**Your assignment**
Could you copy exactly the lines from the one containing "Extract the structured" through the last line of the records below, leaving out any pictures?

--- --- ---

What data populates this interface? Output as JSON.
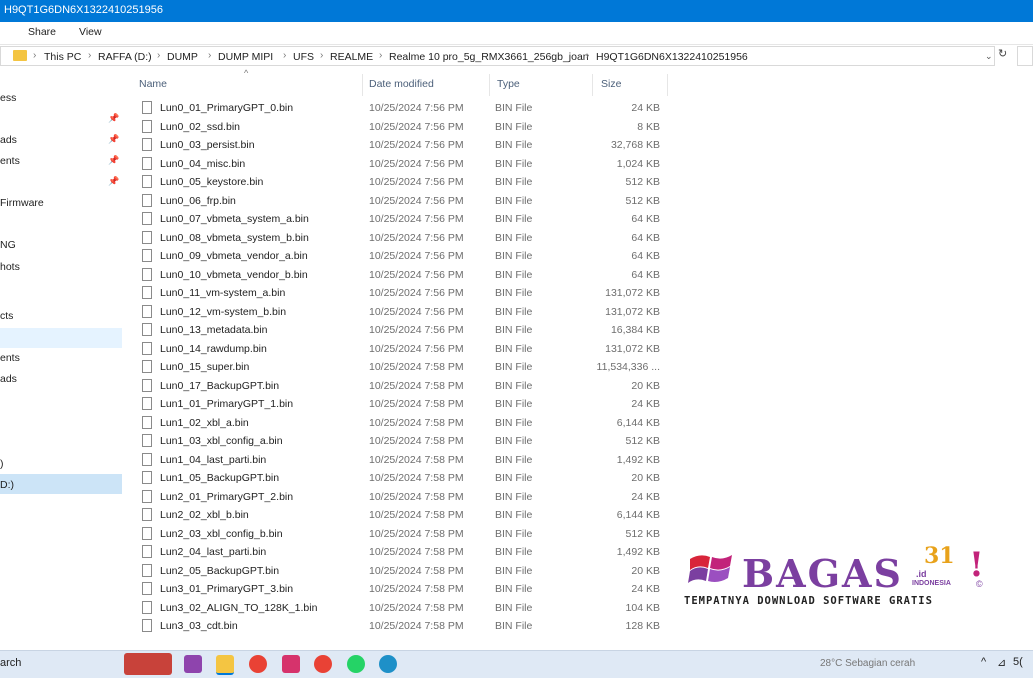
{
  "window": {
    "title": "H9QT1G6DN6X1322410251956"
  },
  "ribbon": {
    "tabs": [
      "Share",
      "View"
    ]
  },
  "address": {
    "crumbs": [
      "This PC",
      "RAFFA (D:)",
      "DUMP",
      "DUMP MIPI",
      "UFS",
      "REALME",
      "Realme 10 pro_5g_RMX3661_256gb_joan",
      "H9QT1G6DN6X1322410251956"
    ]
  },
  "nav": {
    "items": [
      "ess",
      "ads",
      "ents",
      "Firmware",
      "NG",
      "hots",
      "cts",
      "ents",
      "ads",
      ")",
      "D:)"
    ]
  },
  "columns": {
    "name": "Name",
    "date": "Date modified",
    "type": "Type",
    "size": "Size"
  },
  "files": [
    {
      "name": "Lun0_01_PrimaryGPT_0.bin",
      "date": "10/25/2024 7:56 PM",
      "type": "BIN File",
      "size": "24 KB"
    },
    {
      "name": "Lun0_02_ssd.bin",
      "date": "10/25/2024 7:56 PM",
      "type": "BIN File",
      "size": "8 KB"
    },
    {
      "name": "Lun0_03_persist.bin",
      "date": "10/25/2024 7:56 PM",
      "type": "BIN File",
      "size": "32,768 KB"
    },
    {
      "name": "Lun0_04_misc.bin",
      "date": "10/25/2024 7:56 PM",
      "type": "BIN File",
      "size": "1,024 KB"
    },
    {
      "name": "Lun0_05_keystore.bin",
      "date": "10/25/2024 7:56 PM",
      "type": "BIN File",
      "size": "512 KB"
    },
    {
      "name": "Lun0_06_frp.bin",
      "date": "10/25/2024 7:56 PM",
      "type": "BIN File",
      "size": "512 KB"
    },
    {
      "name": "Lun0_07_vbmeta_system_a.bin",
      "date": "10/25/2024 7:56 PM",
      "type": "BIN File",
      "size": "64 KB"
    },
    {
      "name": "Lun0_08_vbmeta_system_b.bin",
      "date": "10/25/2024 7:56 PM",
      "type": "BIN File",
      "size": "64 KB"
    },
    {
      "name": "Lun0_09_vbmeta_vendor_a.bin",
      "date": "10/25/2024 7:56 PM",
      "type": "BIN File",
      "size": "64 KB"
    },
    {
      "name": "Lun0_10_vbmeta_vendor_b.bin",
      "date": "10/25/2024 7:56 PM",
      "type": "BIN File",
      "size": "64 KB"
    },
    {
      "name": "Lun0_11_vm-system_a.bin",
      "date": "10/25/2024 7:56 PM",
      "type": "BIN File",
      "size": "131,072 KB"
    },
    {
      "name": "Lun0_12_vm-system_b.bin",
      "date": "10/25/2024 7:56 PM",
      "type": "BIN File",
      "size": "131,072 KB"
    },
    {
      "name": "Lun0_13_metadata.bin",
      "date": "10/25/2024 7:56 PM",
      "type": "BIN File",
      "size": "16,384 KB"
    },
    {
      "name": "Lun0_14_rawdump.bin",
      "date": "10/25/2024 7:56 PM",
      "type": "BIN File",
      "size": "131,072 KB"
    },
    {
      "name": "Lun0_15_super.bin",
      "date": "10/25/2024 7:58 PM",
      "type": "BIN File",
      "size": "11,534,336 ..."
    },
    {
      "name": "Lun0_17_BackupGPT.bin",
      "date": "10/25/2024 7:58 PM",
      "type": "BIN File",
      "size": "20 KB"
    },
    {
      "name": "Lun1_01_PrimaryGPT_1.bin",
      "date": "10/25/2024 7:58 PM",
      "type": "BIN File",
      "size": "24 KB"
    },
    {
      "name": "Lun1_02_xbl_a.bin",
      "date": "10/25/2024 7:58 PM",
      "type": "BIN File",
      "size": "6,144 KB"
    },
    {
      "name": "Lun1_03_xbl_config_a.bin",
      "date": "10/25/2024 7:58 PM",
      "type": "BIN File",
      "size": "512 KB"
    },
    {
      "name": "Lun1_04_last_parti.bin",
      "date": "10/25/2024 7:58 PM",
      "type": "BIN File",
      "size": "1,492 KB"
    },
    {
      "name": "Lun1_05_BackupGPT.bin",
      "date": "10/25/2024 7:58 PM",
      "type": "BIN File",
      "size": "20 KB"
    },
    {
      "name": "Lun2_01_PrimaryGPT_2.bin",
      "date": "10/25/2024 7:58 PM",
      "type": "BIN File",
      "size": "24 KB"
    },
    {
      "name": "Lun2_02_xbl_b.bin",
      "date": "10/25/2024 7:58 PM",
      "type": "BIN File",
      "size": "6,144 KB"
    },
    {
      "name": "Lun2_03_xbl_config_b.bin",
      "date": "10/25/2024 7:58 PM",
      "type": "BIN File",
      "size": "512 KB"
    },
    {
      "name": "Lun2_04_last_parti.bin",
      "date": "10/25/2024 7:58 PM",
      "type": "BIN File",
      "size": "1,492 KB"
    },
    {
      "name": "Lun2_05_BackupGPT.bin",
      "date": "10/25/2024 7:58 PM",
      "type": "BIN File",
      "size": "20 KB"
    },
    {
      "name": "Lun3_01_PrimaryGPT_3.bin",
      "date": "10/25/2024 7:58 PM",
      "type": "BIN File",
      "size": "24 KB"
    },
    {
      "name": "Lun3_02_ALIGN_TO_128K_1.bin",
      "date": "10/25/2024 7:58 PM",
      "type": "BIN File",
      "size": "104 KB"
    },
    {
      "name": "Lun3_03_cdt.bin",
      "date": "10/25/2024 7:58 PM",
      "type": "BIN File",
      "size": "128 KB"
    }
  ],
  "taskbar": {
    "search": "arch",
    "weather": "28°C  Sebagian cerah",
    "tray_time": "5("
  },
  "watermark": {
    "brand": "BAGAS",
    "number": "31",
    "domain": ".id",
    "country": "INDONESIA",
    "tagline": "TEMPATNYA DOWNLOAD SOFTWARE GRATIS"
  },
  "colors": {
    "titlebar": "#0078d7",
    "brand": "#7b3fa0",
    "accent": "#e8a21b"
  }
}
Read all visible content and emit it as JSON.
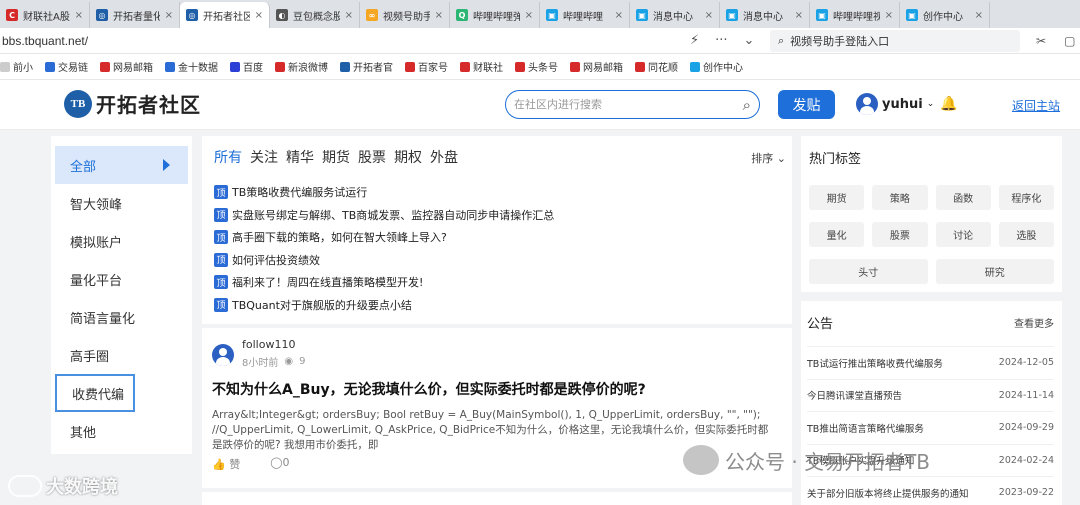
{
  "browser": {
    "tabs": [
      {
        "label": "财联社A股",
        "fav_text": "C",
        "color": "#d62a2a",
        "active": false
      },
      {
        "label": "开拓者量化",
        "fav_text": "◎",
        "color": "#1f5fa8",
        "active": false
      },
      {
        "label": "开拓者社区",
        "fav_text": "◎",
        "color": "#1f5fa8",
        "active": true
      },
      {
        "label": "豆包概念股",
        "fav_text": "◐",
        "color": "#555555",
        "active": false
      },
      {
        "label": "视频号助手",
        "fav_text": "∞",
        "color": "#f5a623",
        "active": false
      },
      {
        "label": "哔哩哔哩弹幕",
        "fav_text": "Q",
        "color": "#2bb673",
        "active": false
      },
      {
        "label": "哔哩哔哩",
        "fav_text": "▣",
        "color": "#1aa2e6",
        "active": false
      },
      {
        "label": "消息中心",
        "fav_text": "▣",
        "color": "#1aa2e6",
        "active": false
      },
      {
        "label": "消息中心",
        "fav_text": "▣",
        "color": "#1aa2e6",
        "active": false
      },
      {
        "label": "哔哩哔哩视",
        "fav_text": "▣",
        "color": "#1aa2e6",
        "active": false
      },
      {
        "label": "创作中心",
        "fav_text": "▣",
        "color": "#1aa2e6",
        "active": false
      }
    ],
    "url": "bbs.tbquant.net/",
    "search_text": "视频号助手登陆入口",
    "bookmarks": [
      {
        "label": "前小",
        "color": "#cccccc"
      },
      {
        "label": "交易链",
        "color": "#2b6bd6"
      },
      {
        "label": "网易邮箱",
        "color": "#d62a2a"
      },
      {
        "label": "金十数据",
        "color": "#2b6bd6"
      },
      {
        "label": "百度",
        "color": "#2b3fd6"
      },
      {
        "label": "新浪微博",
        "color": "#d62a2a"
      },
      {
        "label": "开拓者官",
        "color": "#1f5fa8"
      },
      {
        "label": "百家号",
        "color": "#d62a2a"
      },
      {
        "label": "财联社",
        "color": "#d62a2a"
      },
      {
        "label": "头条号",
        "color": "#d62a2a"
      },
      {
        "label": "网易邮箱",
        "color": "#d62a2a"
      },
      {
        "label": "同花顺",
        "color": "#d62a2a"
      },
      {
        "label": "创作中心",
        "color": "#1aa2e6"
      }
    ]
  },
  "header": {
    "logo_mark": "TB",
    "logo_text": "开拓者社区",
    "search_placeholder": "在社区内进行搜索",
    "post_button": "发贴",
    "username": "yuhui",
    "back_home": "返回主站"
  },
  "sidebar": {
    "items": [
      {
        "label": "全部",
        "active": true
      },
      {
        "label": "智大领峰"
      },
      {
        "label": "模拟账户"
      },
      {
        "label": "量化平台"
      },
      {
        "label": "简语言量化"
      },
      {
        "label": "高手圈"
      },
      {
        "label": "收费代编",
        "boxed": true
      },
      {
        "label": "其他"
      }
    ]
  },
  "feed": {
    "categories": [
      "所有",
      "关注",
      "精华",
      "期货",
      "股票",
      "期权",
      "外盘"
    ],
    "sort_label": "排序",
    "pin_badge": "顶",
    "pinned": [
      "TB策略收费代编服务试运行",
      "实盘账号绑定与解绑、TB商城发票、监控器自动同步申请操作汇总",
      "高手圈下载的策略，如何在智大领峰上导入?",
      "如何评估投资绩效",
      "福利来了！周四在线直播策略模型开发!",
      "TBQuant对于旗舰版的升级要点小结"
    ],
    "post": {
      "user": "follow110",
      "time": "8小时前",
      "views": "9",
      "title": "不知为什么A_Buy，无论我填什么价，但实际委托时都是跌停价的呢?",
      "body": "Array&lt;Integer&gt; ordersBuy; Bool retBuy = A_Buy(MainSymbol(), 1, Q_UpperLimit, ordersBuy, \"\", \"\"); //Q_UpperLimit, Q_LowerLimit, Q_AskPrice, Q_BidPrice不知为什么，价格这里，无论我填什么价，但实际委托时都是跌停价的呢? 我想用市价委托，即",
      "like_label": "赞",
      "comments": "0"
    }
  },
  "hot_tags": {
    "title": "热门标签",
    "tags": [
      "期货",
      "策略",
      "函数",
      "程序化",
      "量化",
      "股票",
      "讨论",
      "选股",
      "头寸",
      "研究"
    ]
  },
  "notice": {
    "title": "公告",
    "more": "查看更多",
    "items": [
      {
        "title": "TB试运行推出策略收费代编服务",
        "date": "2024-12-05"
      },
      {
        "title": "今日腾讯课堂直播预告",
        "date": "2024-11-14"
      },
      {
        "title": "TB推出简语言策略代编服务",
        "date": "2024-09-29"
      },
      {
        "title": "TB模拟账户实盘升级通知",
        "date": "2024-02-24"
      },
      {
        "title": "关于部分旧版本将终止提供服务的通知",
        "date": "2023-09-22"
      }
    ]
  },
  "watermarks": {
    "right": "公众号 · 交易开拓者TB",
    "left": "大数跨境"
  }
}
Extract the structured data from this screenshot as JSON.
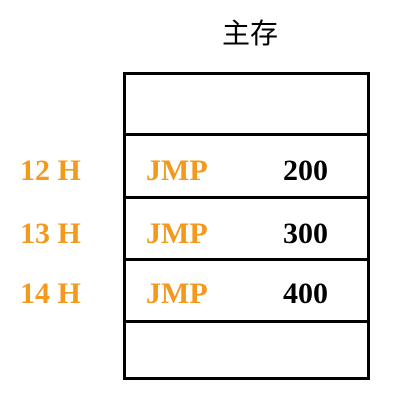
{
  "title": "主存",
  "rows": [
    {
      "address": "12 H",
      "opcode": "JMP",
      "operand": "200"
    },
    {
      "address": "13 H",
      "opcode": "JMP",
      "operand": "300"
    },
    {
      "address": "14 H",
      "opcode": "JMP",
      "operand": "400"
    }
  ],
  "colors": {
    "highlight": "#F39A1E",
    "text": "#000000",
    "line": "#000000"
  }
}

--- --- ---

**Answer box**
Extract the structured data from this screenshot as JSON.
{
  "title": "主存",
  "rows": [
    {
      "address": "12 H",
      "opcode": "JMP",
      "operand": "200"
    },
    {
      "address": "13 H",
      "opcode": "JMP",
      "operand": "300"
    },
    {
      "address": "14 H",
      "opcode": "JMP",
      "operand": "400"
    }
  ],
  "colors": {
    "highlight": "#F39A1E",
    "text": "#000000",
    "line": "#000000"
  }
}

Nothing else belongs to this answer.